Having finished the second half of this book, I think my impression of it from the first half holds true throughout: while thoroughly interesting and endlessly useful, I may have come in just expecting a more formulaic or dense structure to the information.
In “Awakening Internet” Albert-Laszlo Barabasi lays out the foundation of the idea he’ll explain the nature and consequences of for the rest of the book: the scale-free network and its structure. By explaining the humble beginnings of the internet and its development as a distributed structure, Barabasi gives readers a foundational understanding of how our most important network works.
One of my favorite quotes, although from later in the book, I think beautifully explains why this structure and its characteristics are so monumental: “There is no single node whose removal could break the web. A scale-free network is a web without a spider.”
Actually, I think this quote sums up the underlying message Barabasi is trying to explain throughout. What makes the internet a strong network is its structure: the power is decentralized, no one server holds all the keys, and the ever expanding reach of the network only makes its potential more fluid and palpable. The possible growth and preferential attachment that helps perpetuate that network is fundamental to networks in general though.
Another eloquent example was the explanation of the corporate tree: for all information flowing back up to the top, or the CEO, there has to be a lot of efficient filtration and categorization, so there isn’t and information overload when all the branches reach back to that one base.

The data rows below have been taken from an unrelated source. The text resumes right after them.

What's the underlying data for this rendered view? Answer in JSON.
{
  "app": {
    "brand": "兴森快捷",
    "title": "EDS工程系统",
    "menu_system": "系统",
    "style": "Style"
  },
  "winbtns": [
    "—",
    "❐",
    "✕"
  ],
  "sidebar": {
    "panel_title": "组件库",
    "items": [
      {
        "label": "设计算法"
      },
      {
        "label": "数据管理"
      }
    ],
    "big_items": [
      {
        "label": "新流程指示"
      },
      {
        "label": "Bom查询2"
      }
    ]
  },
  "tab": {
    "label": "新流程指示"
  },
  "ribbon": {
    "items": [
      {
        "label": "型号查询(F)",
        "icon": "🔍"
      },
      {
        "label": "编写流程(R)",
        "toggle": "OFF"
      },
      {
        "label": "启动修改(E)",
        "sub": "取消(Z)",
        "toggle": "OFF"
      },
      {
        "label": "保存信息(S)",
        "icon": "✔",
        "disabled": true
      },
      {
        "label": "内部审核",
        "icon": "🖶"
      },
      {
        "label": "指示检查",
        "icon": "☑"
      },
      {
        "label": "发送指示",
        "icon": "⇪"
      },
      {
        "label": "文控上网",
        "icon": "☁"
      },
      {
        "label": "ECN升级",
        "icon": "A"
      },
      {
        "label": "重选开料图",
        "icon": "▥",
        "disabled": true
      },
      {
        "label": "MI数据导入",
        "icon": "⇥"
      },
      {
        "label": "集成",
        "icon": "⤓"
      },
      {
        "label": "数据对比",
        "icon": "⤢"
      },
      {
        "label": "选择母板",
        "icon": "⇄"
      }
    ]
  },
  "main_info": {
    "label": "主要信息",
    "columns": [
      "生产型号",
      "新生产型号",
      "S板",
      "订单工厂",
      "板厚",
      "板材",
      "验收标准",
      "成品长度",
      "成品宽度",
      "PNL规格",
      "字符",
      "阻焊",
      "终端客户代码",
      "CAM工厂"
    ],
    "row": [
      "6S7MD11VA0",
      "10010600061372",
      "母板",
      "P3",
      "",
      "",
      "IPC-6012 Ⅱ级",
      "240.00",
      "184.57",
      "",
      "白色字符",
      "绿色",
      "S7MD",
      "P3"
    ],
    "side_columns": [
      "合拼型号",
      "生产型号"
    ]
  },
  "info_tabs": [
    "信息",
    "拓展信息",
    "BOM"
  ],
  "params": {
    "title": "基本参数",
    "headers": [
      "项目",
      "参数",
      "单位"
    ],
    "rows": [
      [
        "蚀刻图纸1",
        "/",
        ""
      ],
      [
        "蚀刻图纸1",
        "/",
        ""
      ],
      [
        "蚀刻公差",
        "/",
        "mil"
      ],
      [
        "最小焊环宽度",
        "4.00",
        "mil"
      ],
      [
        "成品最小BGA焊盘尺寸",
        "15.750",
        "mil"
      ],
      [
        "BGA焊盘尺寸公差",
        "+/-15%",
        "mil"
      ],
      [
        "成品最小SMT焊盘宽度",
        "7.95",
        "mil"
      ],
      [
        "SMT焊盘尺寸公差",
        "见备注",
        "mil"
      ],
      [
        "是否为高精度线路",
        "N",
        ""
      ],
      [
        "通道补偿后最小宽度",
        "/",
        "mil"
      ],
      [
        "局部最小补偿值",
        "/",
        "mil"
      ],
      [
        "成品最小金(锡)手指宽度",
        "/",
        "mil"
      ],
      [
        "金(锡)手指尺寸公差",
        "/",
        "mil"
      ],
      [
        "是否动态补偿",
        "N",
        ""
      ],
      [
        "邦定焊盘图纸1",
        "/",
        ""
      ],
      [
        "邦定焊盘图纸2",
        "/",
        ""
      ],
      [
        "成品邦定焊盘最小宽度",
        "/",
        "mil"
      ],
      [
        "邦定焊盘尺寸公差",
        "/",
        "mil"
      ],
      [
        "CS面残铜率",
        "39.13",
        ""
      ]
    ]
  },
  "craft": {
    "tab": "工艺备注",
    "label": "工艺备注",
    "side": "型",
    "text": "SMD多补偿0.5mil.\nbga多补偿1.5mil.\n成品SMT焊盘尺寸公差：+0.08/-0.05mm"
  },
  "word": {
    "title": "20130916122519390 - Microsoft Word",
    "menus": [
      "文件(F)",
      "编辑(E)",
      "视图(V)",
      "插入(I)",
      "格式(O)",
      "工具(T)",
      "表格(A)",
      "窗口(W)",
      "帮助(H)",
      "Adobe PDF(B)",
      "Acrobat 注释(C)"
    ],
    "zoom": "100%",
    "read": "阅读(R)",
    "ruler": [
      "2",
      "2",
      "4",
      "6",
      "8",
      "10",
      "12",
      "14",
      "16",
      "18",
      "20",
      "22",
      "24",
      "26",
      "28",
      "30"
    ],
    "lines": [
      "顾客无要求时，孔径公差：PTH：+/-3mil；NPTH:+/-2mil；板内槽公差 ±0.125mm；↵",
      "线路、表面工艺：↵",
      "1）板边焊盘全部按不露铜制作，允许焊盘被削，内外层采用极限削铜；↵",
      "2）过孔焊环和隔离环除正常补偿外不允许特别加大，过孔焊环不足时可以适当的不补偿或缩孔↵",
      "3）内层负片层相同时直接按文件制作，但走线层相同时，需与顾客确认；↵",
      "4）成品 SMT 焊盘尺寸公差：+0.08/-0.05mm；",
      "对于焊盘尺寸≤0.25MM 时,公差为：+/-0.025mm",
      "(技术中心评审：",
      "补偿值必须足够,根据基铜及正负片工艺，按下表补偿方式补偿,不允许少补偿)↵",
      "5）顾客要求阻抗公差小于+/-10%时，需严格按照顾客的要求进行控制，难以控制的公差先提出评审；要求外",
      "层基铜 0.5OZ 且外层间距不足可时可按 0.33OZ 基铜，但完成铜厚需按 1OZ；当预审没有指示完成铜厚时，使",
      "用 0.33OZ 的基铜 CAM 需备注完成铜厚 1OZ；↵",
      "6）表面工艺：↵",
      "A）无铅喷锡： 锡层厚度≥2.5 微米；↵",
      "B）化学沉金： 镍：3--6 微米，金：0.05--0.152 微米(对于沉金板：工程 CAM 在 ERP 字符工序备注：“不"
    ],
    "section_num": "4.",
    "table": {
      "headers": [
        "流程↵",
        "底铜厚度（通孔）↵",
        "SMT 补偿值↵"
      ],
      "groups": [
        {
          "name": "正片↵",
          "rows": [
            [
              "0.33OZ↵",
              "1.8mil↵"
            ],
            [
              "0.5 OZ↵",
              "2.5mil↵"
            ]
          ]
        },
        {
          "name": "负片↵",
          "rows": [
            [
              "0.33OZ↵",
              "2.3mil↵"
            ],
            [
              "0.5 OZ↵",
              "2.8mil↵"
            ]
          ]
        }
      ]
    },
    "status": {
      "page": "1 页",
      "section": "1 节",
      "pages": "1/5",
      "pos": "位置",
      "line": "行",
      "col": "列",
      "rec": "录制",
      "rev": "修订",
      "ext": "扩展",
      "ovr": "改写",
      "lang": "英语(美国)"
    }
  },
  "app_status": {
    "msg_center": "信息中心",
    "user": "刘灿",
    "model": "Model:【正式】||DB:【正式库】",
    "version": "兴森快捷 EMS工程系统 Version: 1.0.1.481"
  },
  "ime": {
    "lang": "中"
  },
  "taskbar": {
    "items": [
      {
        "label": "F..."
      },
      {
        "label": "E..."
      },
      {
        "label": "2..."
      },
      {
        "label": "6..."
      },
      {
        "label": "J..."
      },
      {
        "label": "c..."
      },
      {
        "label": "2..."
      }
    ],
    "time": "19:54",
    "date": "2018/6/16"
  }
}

I also really appreciated the explanation of corporate boards and how people in those circles often work on more than one board. Connecting separate companies that may benefit from each other is so crucial to connecting small worlds of nodes to other small worlds of nodes, because, as other point made in chapter 11 illustrated, hubs with a lot of connections actually move much more traffic than an even distribution among nodes. So, these tree structures that center power at a base, and these select hubs, or few people with many connections, they’re the real driving force and deciding factor in many of our networks.
Some examples Barabasi used included a study of the spread of the antibiotic Tetracycline that found, basically, that a small number of nodes have a majority of the connections. Meaning, in the four Illinois cities included, a small group of the doctors surveyed were the common connection of basically all surveyed.
An easier way for me to visualize what this means is follower ratios on Twitter. It’s actually more beneficial to have social media influencers who can act as guideposts for the internet, because as Barabasi explains, from any one page on the internet only 24% of the rest of the pages can be reached directly. To me this means that you can’t really ever predict where you’ll end up on the internet because you only know the site you’re currently on, and where you might go next. If everyone actually followed everyone, the hierarchy of information would be lost. Much like the corporate tree that leads up to the CEO, it’s better to have “viral” people and posts that create a type of landing zone to decide where you go next.
All in all I found the information in this book invaluable, and I’ve already recommended it to my friend, a software engineer who already understands the technical side of the ideas but would love the explanations and possibilities opened up by them. It’s remarkable to think about the potential of a network like the internet, and as all systems have, what other networks it have the potential to perpetuate.